I know they ashed my flesh, milled my bones, sealed the
flour of my body
in a casket, and buried it out of sight on the north side of
to be half sunk flotsam, caught in a wave of tombstone
whose tip and sway through the calm between tempests,
cannot be measured by those who disposed me to
I know it was October. I was ashed but still here.
On a moonlit night I crawled out
feeling damp turf against toes, knees and palms that I no
I sensed without discomfort, a chill washing over skin no
Tongueless, I tasted the air, the turn of leaves about to
I know I was not alone. Others came out of the earth,
There was light, birdsong, voices.
One brushed dirt from clothes with fingers long since
whispered to dust.
Here stood the assured and the confused, leaning
on lichen-crusted markers of their mortal lives.
I know one had his old moon face buried into folded arms.
dressed in the way of their day, greeted like old pals
across the gap;
a spark between their eternal bed and the next.
Many, like me were naked. Perhaps we were the burned
alternative members of the same occasional club.
I know a young man in a white collarless shirt, reached out
that was once his own. His other pointed to stone-carved
Charlie, who fell asleep in nineteen nineteen, in his

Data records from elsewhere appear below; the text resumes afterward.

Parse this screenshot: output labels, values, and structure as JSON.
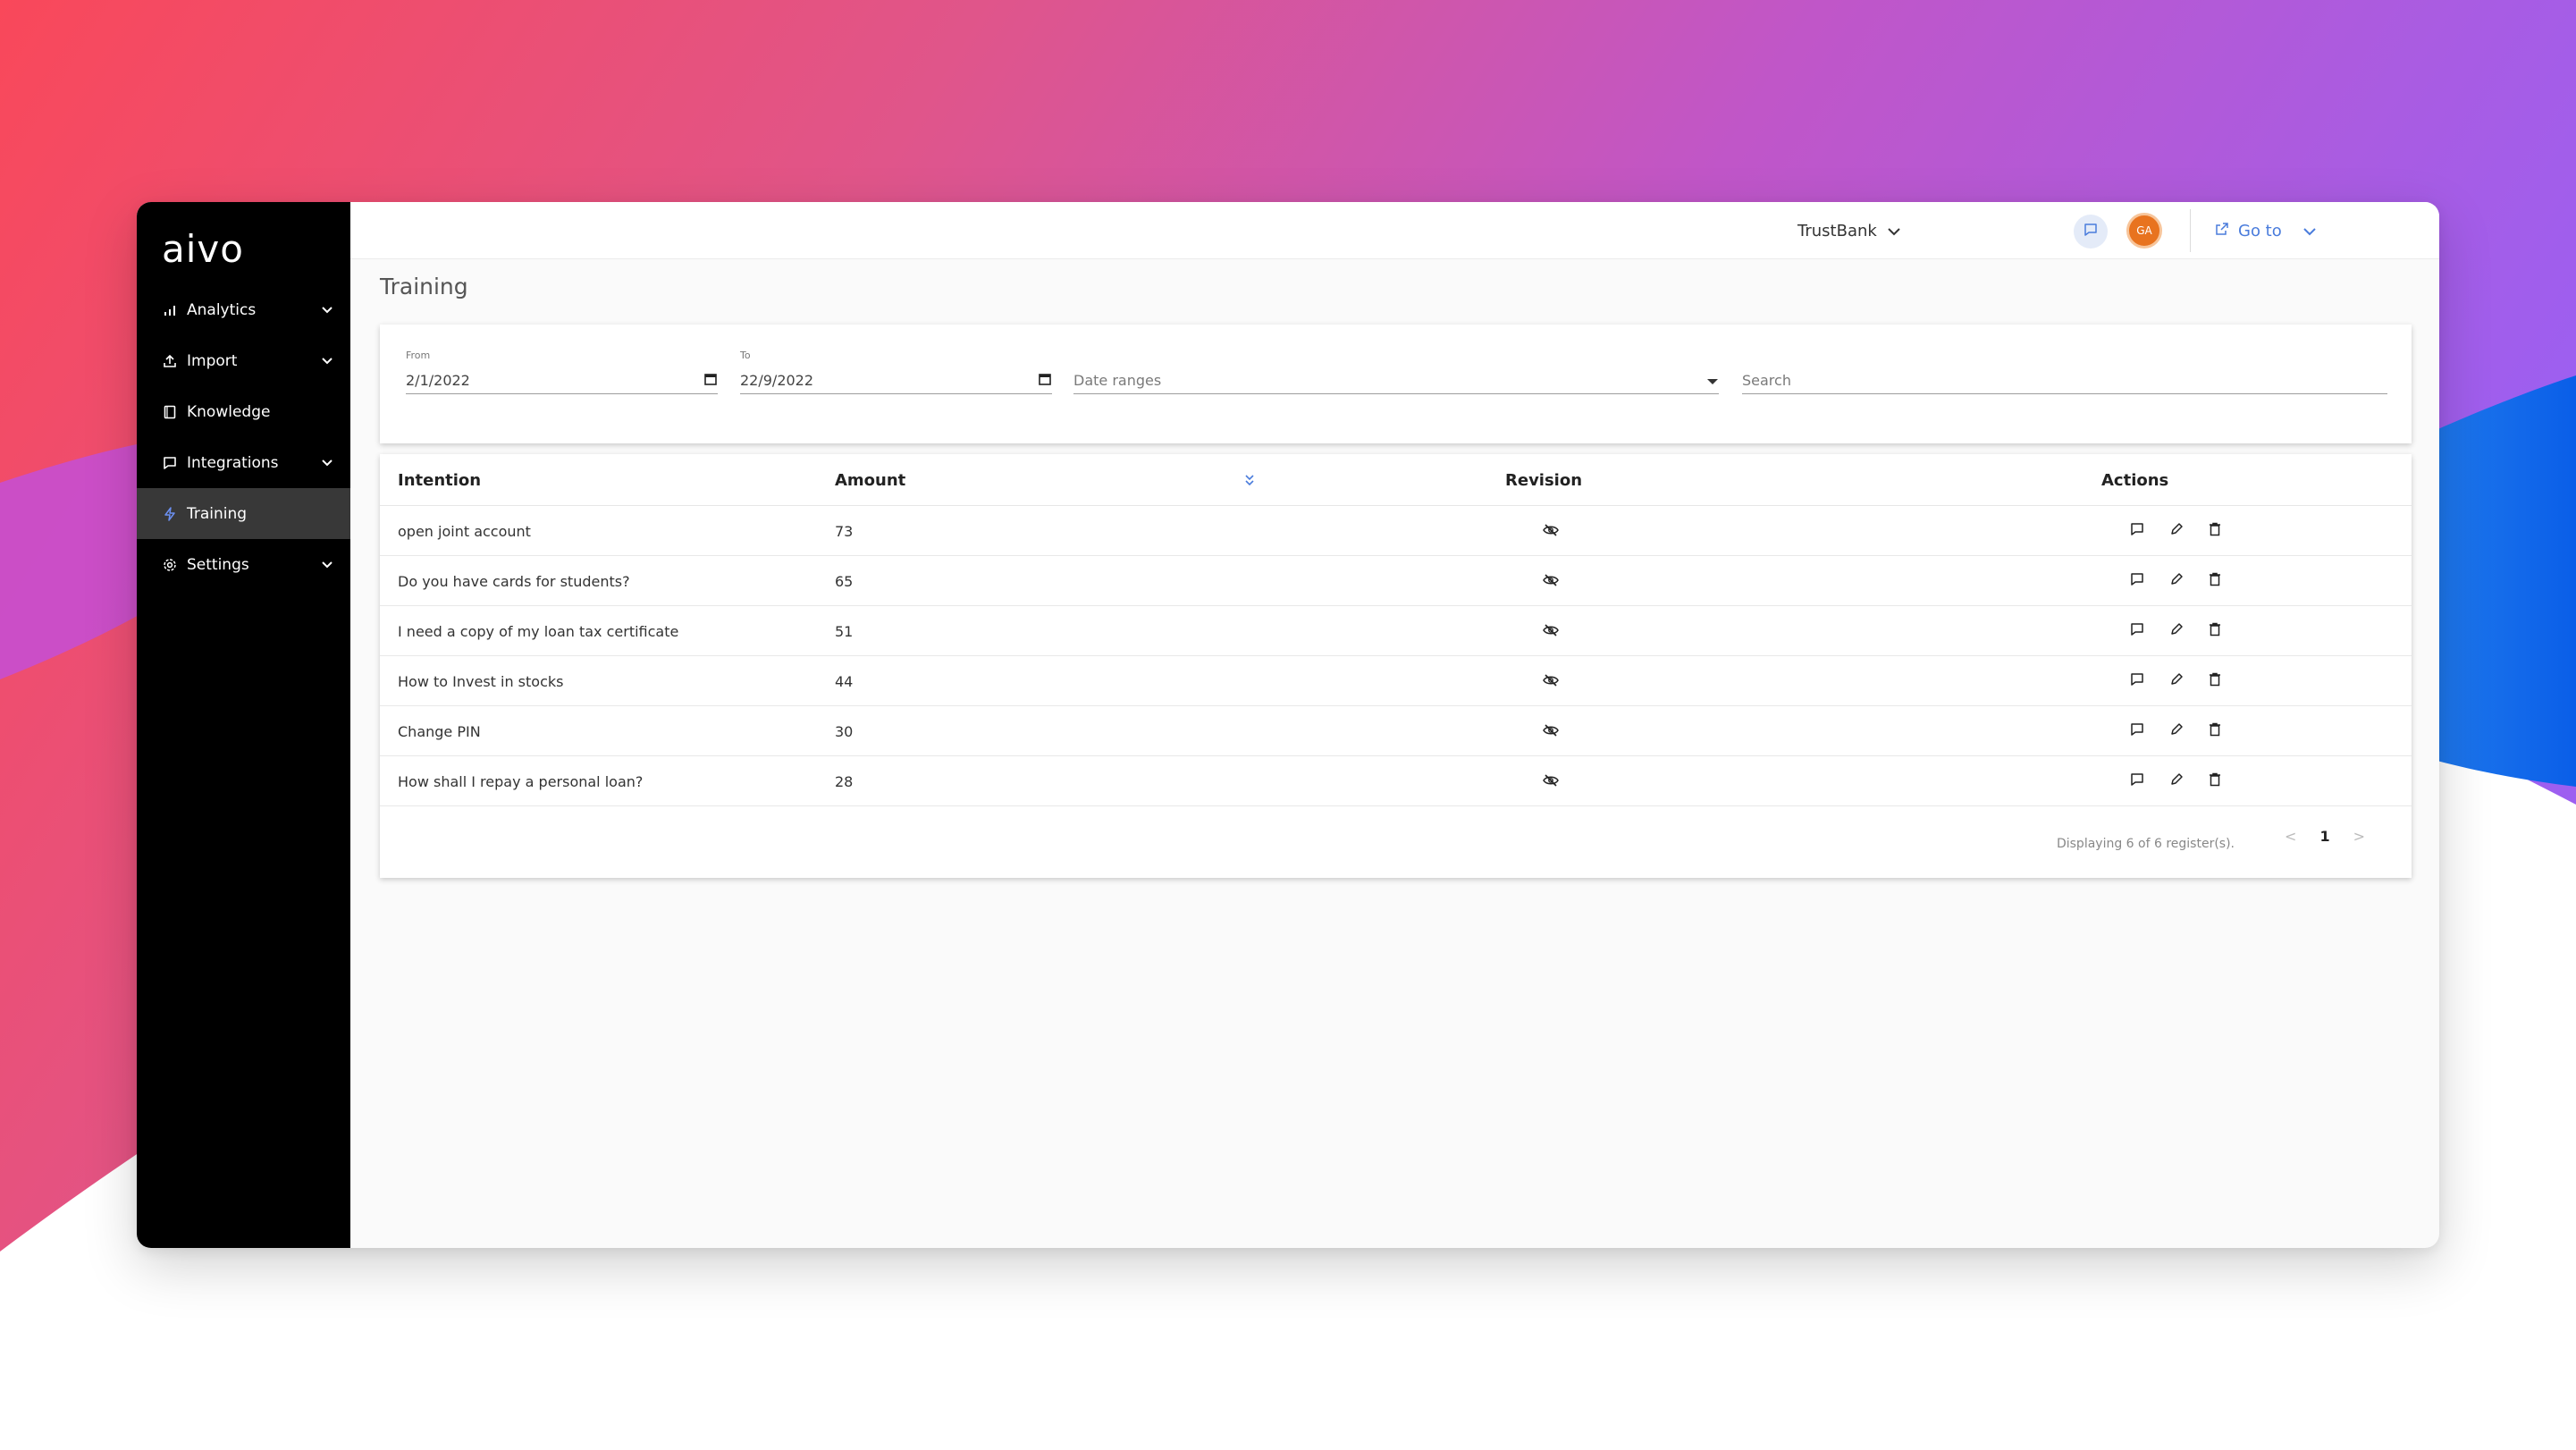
{
  "brand": {
    "logo_text": "aivo"
  },
  "sidebar": {
    "items": [
      {
        "label": "Analytics",
        "icon": "bar-chart-icon",
        "has_submenu": true,
        "active": false
      },
      {
        "label": "Import",
        "icon": "upload-icon",
        "has_submenu": true,
        "active": false
      },
      {
        "label": "Knowledge",
        "icon": "book-icon",
        "has_submenu": false,
        "active": false
      },
      {
        "label": "Integrations",
        "icon": "chat-bubble-icon",
        "has_submenu": true,
        "active": false
      },
      {
        "label": "Training",
        "icon": "lightning-icon",
        "has_submenu": false,
        "active": true
      },
      {
        "label": "Settings",
        "icon": "gear-icon",
        "has_submenu": true,
        "active": false
      }
    ]
  },
  "header": {
    "organization": "TrustBank",
    "avatar_initials": "GA",
    "goto_label": "Go to",
    "accent_color": "#4a7cdc",
    "avatar_color": "#e8731f"
  },
  "page": {
    "title": "Training"
  },
  "filters": {
    "from_label": "From",
    "from_value": "2/1/2022",
    "to_label": "To",
    "to_value": "22/9/2022",
    "date_ranges_placeholder": "Date ranges",
    "search_placeholder": "Search"
  },
  "table": {
    "columns": {
      "intention": "Intention",
      "amount": "Amount",
      "revision": "Revision",
      "actions": "Actions"
    },
    "rows": [
      {
        "intention": "open joint account",
        "amount": "73"
      },
      {
        "intention": "Do you have cards for students?",
        "amount": "65"
      },
      {
        "intention": "I need a copy of my loan tax certificate",
        "amount": "51"
      },
      {
        "intention": "How to Invest in stocks",
        "amount": "44"
      },
      {
        "intention": "Change PIN",
        "amount": "30"
      },
      {
        "intention": "How shall I repay a personal loan?",
        "amount": "28"
      }
    ],
    "footer": "Displaying 6 of 6 register(s).",
    "current_page": "1",
    "prev_symbol": "<",
    "next_symbol": ">"
  }
}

He blinked, not at my nakedness. We didn’t care.
And I know in a far away voice he said, I believe this is